/Work to revive voter initiative ongoing as session nears close

Work to revive voter initiative ongoing as session nears close

As legislators try to close the session this weekend or next week, the main focus has been on the development of a state budget as well as spending the $1.8 billion in federal COVID-19 aid funds. However, negotiators stated that they are still working to fix and restore the initiative process that was invalidated by the Mississippi Supreme Court in May. The Senate’s lead negotiator, Senator John Polk (R-Hattiesburg), said that a deal is still possible. However, it seems that the sides are far away from reaching an agreement. The main disagreement between Polk and Rep. Fred Shanks (R-Brandon), the House lead negotiator, is the number of signatures required to place an issue onto the ballot. The House believes that signatures should equal 12% of those who voted in the last gubernatorial elections. The Senate would like the required number of signatures to place an issue on a ballot equal to 12% of registered voters (not voting on the day of last presidential election). Under the House proposal, the required number of signatures from registered voters would be approximately 100,000. However, the Senate proposal would require about 240,000. Shanks stated that he didn’t think a grassroots organization could get such a large number of signatures. Polk stated that he supports the large number of signatures, as it “makes sure Mississippians (at ballot box) care more about the issue being discussed.” A previous initiative process in the state required signatures equal to 12 percent of voters who voted in the previous gubernatorial elections. The proposal was rejected by the Supreme Court because it required that the required number of signatures be collected equally from all five congressional districts, as they existed in 1990. In 2000, the state lost one congressional seat. The Legislature is currently considering new language that would require signatures from all congressional districts. Both sides agree that voters should be able to vote on issues to amend or change general law. In the 1990s, a ballot initiative was adopted that allowed voters to amend the state Constitution. However, it was rejected by the Supreme Court last summer. Because it is harder to amend the state Constitution, legislators said they prefer that the process be used for general law amendments. The Constitution must be approved by voters before it can be changed.

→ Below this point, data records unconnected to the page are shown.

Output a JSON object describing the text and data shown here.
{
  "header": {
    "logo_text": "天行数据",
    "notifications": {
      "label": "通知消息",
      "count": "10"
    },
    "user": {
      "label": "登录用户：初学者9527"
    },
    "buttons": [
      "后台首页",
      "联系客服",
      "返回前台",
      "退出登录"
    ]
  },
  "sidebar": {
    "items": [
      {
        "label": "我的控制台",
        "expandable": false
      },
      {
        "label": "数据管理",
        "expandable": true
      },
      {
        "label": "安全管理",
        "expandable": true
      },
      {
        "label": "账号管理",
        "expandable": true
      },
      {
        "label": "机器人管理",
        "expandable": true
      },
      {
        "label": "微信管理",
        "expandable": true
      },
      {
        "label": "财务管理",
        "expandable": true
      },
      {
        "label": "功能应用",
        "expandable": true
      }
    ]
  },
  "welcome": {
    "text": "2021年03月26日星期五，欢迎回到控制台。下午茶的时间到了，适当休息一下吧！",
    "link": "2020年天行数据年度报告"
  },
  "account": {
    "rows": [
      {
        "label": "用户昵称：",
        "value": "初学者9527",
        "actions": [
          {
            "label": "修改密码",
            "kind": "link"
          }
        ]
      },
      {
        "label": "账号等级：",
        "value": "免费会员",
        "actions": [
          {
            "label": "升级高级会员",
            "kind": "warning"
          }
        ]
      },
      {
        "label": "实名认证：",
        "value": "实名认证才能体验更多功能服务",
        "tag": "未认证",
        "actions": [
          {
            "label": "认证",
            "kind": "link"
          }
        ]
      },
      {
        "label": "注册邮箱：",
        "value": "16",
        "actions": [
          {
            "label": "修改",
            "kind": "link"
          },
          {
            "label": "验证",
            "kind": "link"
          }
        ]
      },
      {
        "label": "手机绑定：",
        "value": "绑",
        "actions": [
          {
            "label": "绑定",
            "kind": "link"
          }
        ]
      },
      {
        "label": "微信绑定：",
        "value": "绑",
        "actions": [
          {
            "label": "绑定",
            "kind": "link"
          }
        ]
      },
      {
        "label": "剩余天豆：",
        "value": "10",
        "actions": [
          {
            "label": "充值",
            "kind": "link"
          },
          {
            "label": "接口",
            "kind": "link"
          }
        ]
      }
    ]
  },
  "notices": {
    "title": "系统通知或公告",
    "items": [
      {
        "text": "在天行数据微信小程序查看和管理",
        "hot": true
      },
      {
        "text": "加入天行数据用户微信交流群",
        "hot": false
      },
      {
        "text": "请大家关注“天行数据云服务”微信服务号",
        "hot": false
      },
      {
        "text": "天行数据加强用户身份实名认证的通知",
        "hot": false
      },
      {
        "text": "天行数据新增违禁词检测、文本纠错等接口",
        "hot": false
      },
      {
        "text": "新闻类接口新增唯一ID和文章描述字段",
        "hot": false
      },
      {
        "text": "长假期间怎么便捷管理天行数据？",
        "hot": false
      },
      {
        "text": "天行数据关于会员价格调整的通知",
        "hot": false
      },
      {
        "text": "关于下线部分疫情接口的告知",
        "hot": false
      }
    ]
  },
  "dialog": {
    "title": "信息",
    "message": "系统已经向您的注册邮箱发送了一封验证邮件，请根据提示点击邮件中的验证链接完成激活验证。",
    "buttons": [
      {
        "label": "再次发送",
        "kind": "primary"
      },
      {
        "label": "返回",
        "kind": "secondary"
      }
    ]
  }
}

Any agreement would likely also prohibit legislators from changing any initiative that has been approved by voters for at least two years, unless they receive a two-thirds vote from both chambers. A compromise might also include language that requires initiative sponsors to explain how they will pay for any state-funded proposal. At the same time, the Supreme Court ruled null the medical marijuana initiative approved by voters in November 2020. Philip Gunn, the House Speaker, asked Gov. Tate Reeves asked for a special session to restore the initiative process. Reeves did not. Reeves did not. Voters must approve any proposal that is passed by the Legislature in order to restore the initiative.